> _YOUR TASK_
From the data below, copy out every line in which the word "Preferences" occurs.
#### DATA PROVIDED
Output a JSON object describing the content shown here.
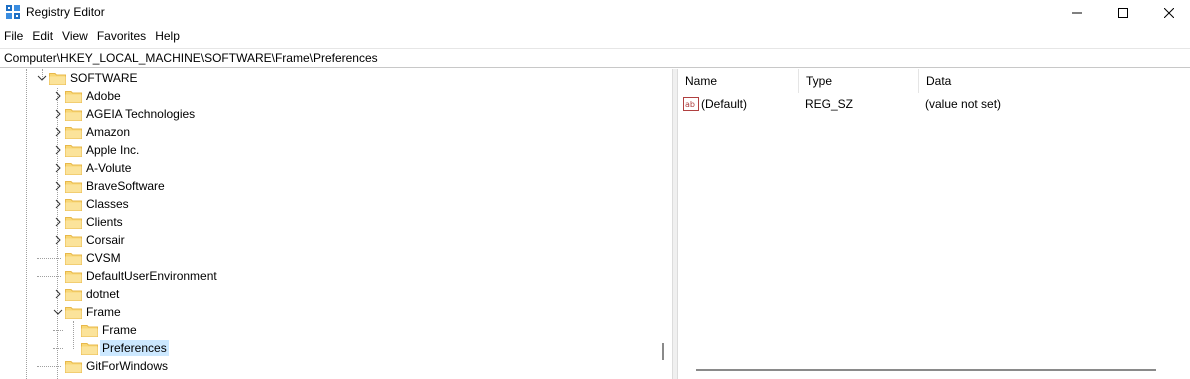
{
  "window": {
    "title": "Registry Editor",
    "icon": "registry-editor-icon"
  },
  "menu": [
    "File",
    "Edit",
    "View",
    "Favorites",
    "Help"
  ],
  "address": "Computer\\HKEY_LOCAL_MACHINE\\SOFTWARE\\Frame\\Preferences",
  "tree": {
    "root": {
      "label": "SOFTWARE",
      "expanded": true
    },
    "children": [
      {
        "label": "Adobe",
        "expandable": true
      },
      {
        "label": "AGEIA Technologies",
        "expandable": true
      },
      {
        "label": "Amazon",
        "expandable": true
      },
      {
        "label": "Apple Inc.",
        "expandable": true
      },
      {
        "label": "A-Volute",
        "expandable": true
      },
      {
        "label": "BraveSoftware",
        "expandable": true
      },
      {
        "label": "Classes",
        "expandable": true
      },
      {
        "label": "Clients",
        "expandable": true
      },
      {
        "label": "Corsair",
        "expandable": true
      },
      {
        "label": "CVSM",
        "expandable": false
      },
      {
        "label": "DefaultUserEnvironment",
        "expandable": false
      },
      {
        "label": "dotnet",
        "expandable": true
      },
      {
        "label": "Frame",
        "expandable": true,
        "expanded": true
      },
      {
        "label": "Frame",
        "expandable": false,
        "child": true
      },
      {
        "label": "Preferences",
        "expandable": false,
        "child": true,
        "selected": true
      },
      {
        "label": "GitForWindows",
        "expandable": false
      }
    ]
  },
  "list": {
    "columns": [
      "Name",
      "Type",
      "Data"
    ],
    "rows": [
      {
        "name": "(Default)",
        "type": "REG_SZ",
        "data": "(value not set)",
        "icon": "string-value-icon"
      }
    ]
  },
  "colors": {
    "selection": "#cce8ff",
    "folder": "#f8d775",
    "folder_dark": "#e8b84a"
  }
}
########
> _WRITTEN RESPONSE_
  "address": "Computer\\HKEY_LOCAL_MACHINE\\SOFTWARE\\Frame\\Preferences",
        "label": "Preferences",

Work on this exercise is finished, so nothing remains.